A youthful tone with informal grammar may work well for twenty-somethings, but it won’t work effectively for their parents. If a person were to speak in a variety of ways, it would be regarded as code switching, but as a firm you have an opportunity to invent unique characters with different voices.
Reach the Senior Sector
Cell phones have been around long enough that the older generation has adopted them and learned to text alongside their kids. They’ve got the technology, and they have the proficiency.
But if you want to use mobile messaging as part of your communication strategy with this demographic group, don’t pull any fancy tricks. They may not respond as well to text message surveys, and they’ll probably prefer that you punctuate correctly … but if you keep it simple, the older audience will see you as the tech-savvy company you already know you are.
Texting Generation Z
Depending on your business, generation Z might not factor into your communications strategy yet. They probably don’t have much of a need for cloud-based security or HR services.
But the time will come. Who is generation Z, anyway? Primarily the under-18 set, generation Z grew up with phones in their hands.
In fact, most of them learned how to text as soon as they learned how to spell (if they did), and they can operate an iPhone in their sleep. Because they’ve always had access to texting and other mobile technology, generation Z sets the bar high when it comes to mobile appeals.
If you plan to include this group as part of your lifecycle communication strategy, this is where you can pull out all the stops. Generation Z responds well to interactive texting strategies such as polls or pictures. They also know their way around a messaging app.
The OpenMarket Advantage
Lifecycle marketing is a powerful communication strategy that almost any firm can adopt with a little effort. If you’re mulling the potential of lifecycle marketing via mobile messaging for your company, contact OpenMarket today.
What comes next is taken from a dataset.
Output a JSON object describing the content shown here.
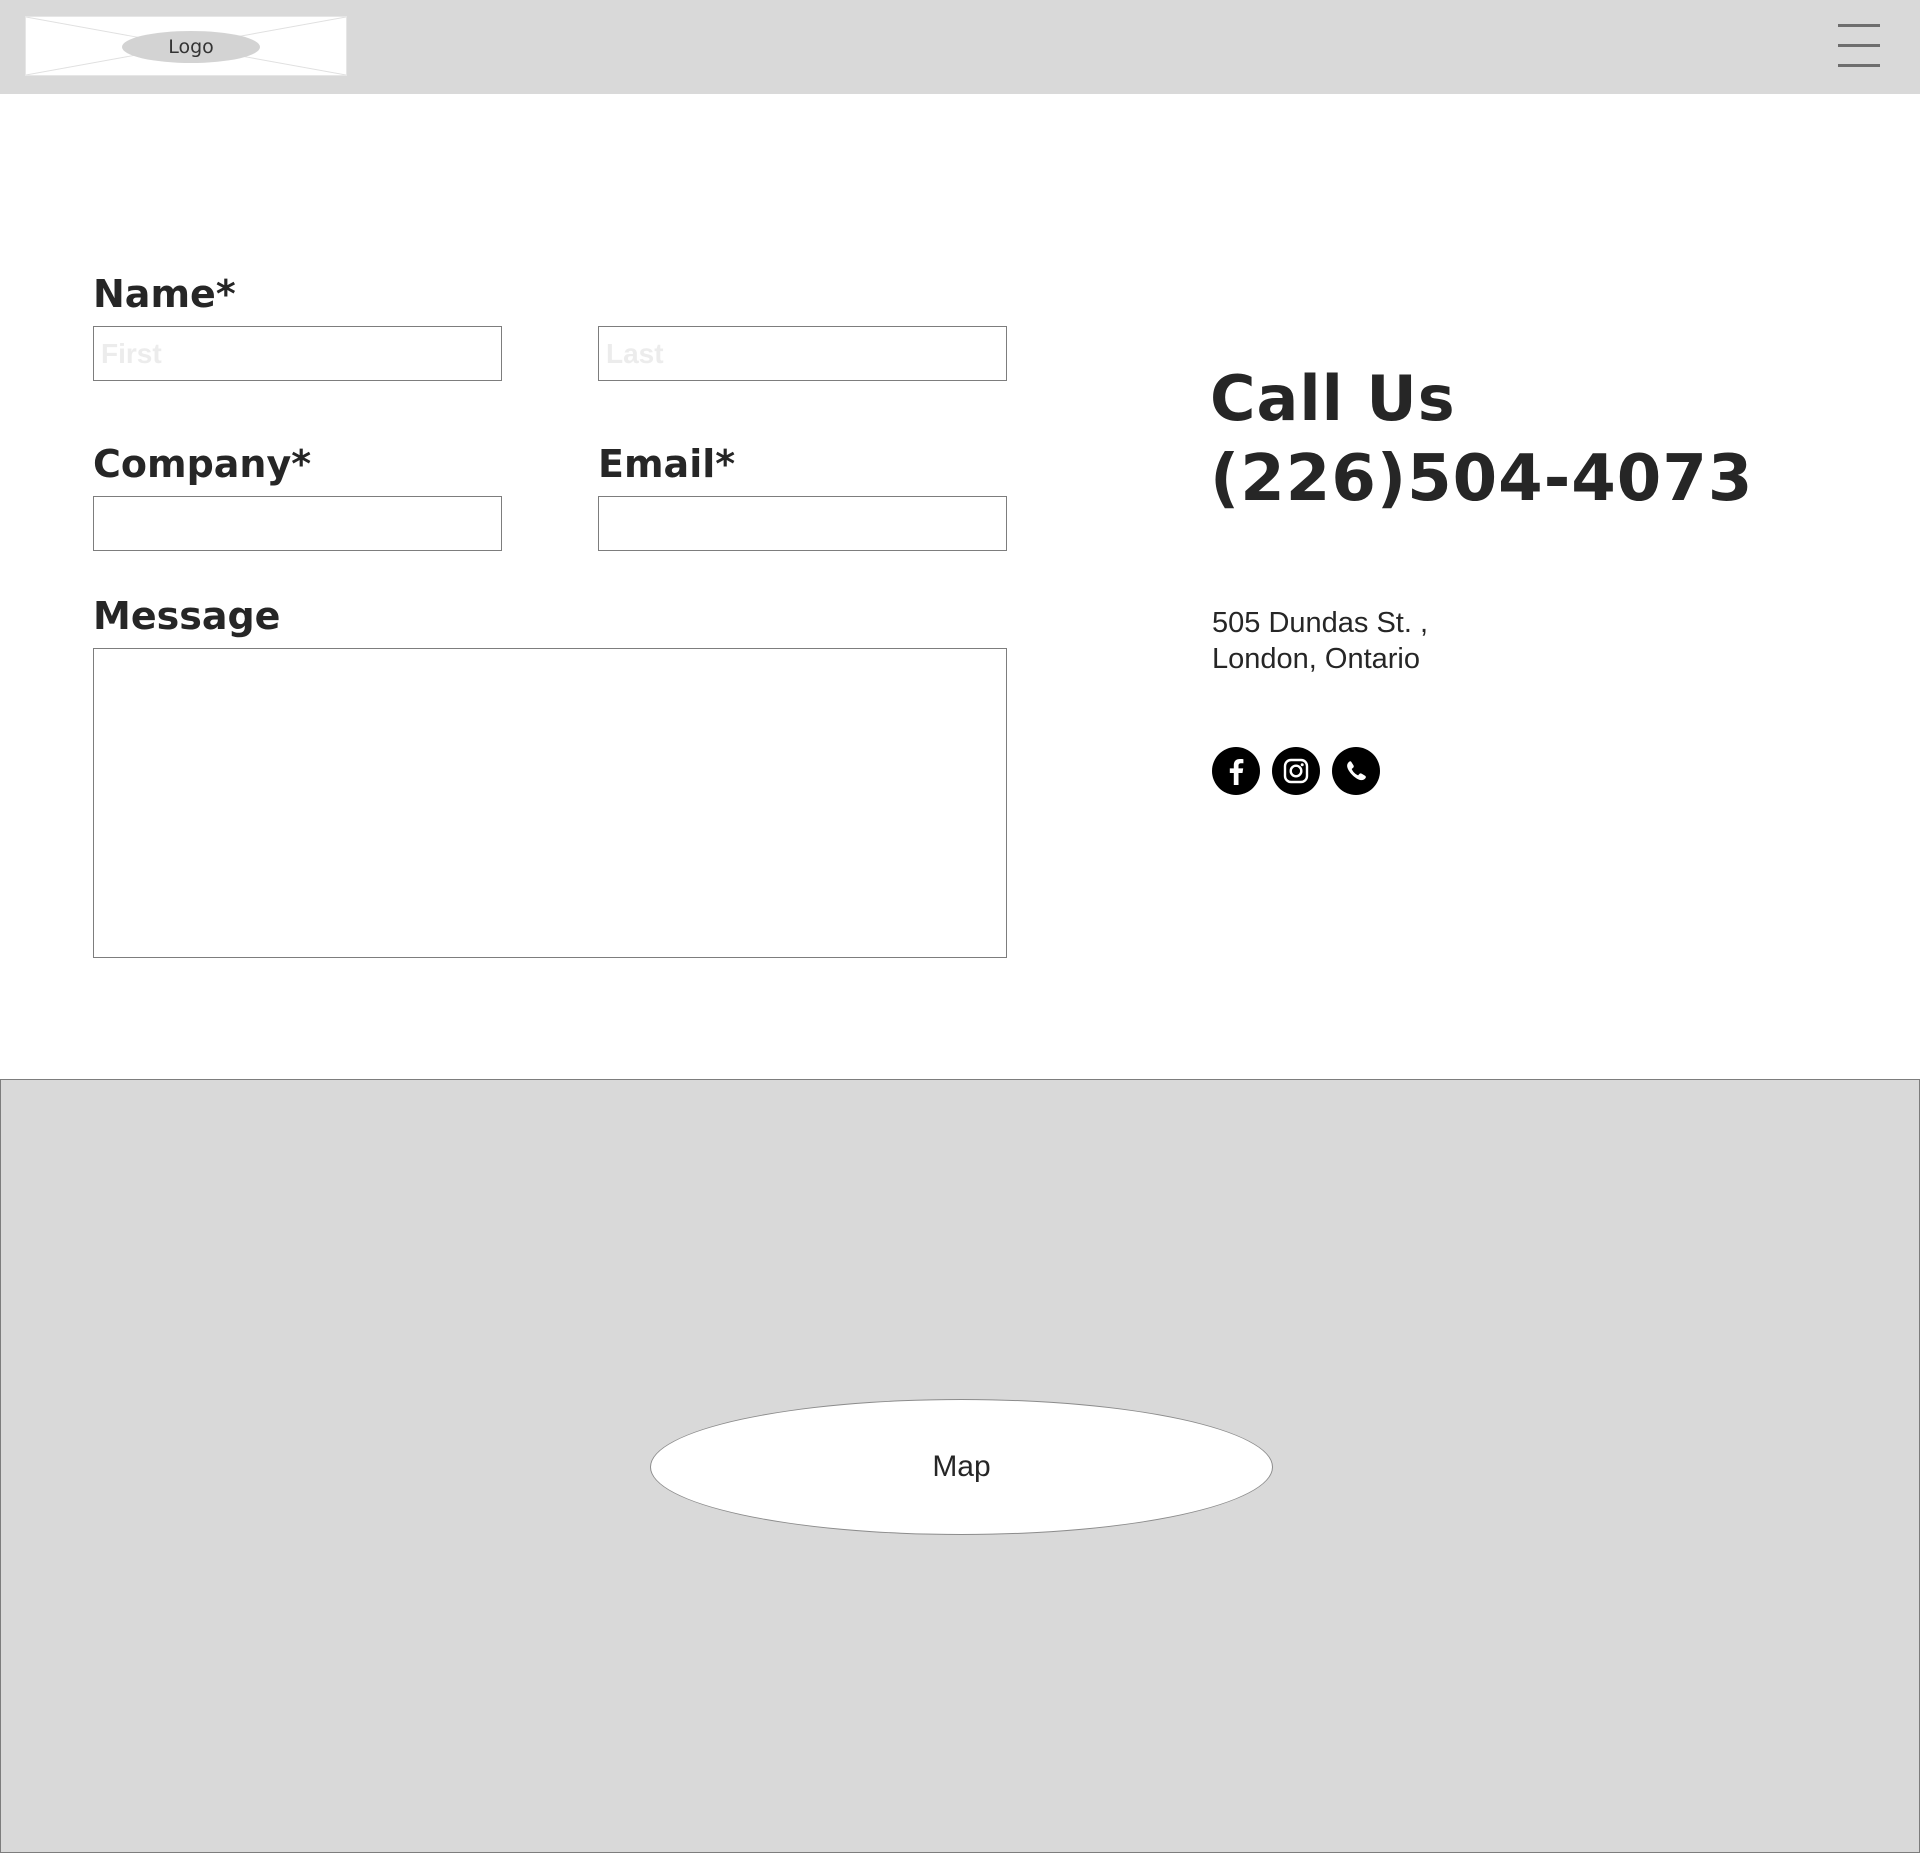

Since we’re mobile messaging leaders with great communications experience in serving large enterprises, we can help you devise a strategy perfectly suited for your company.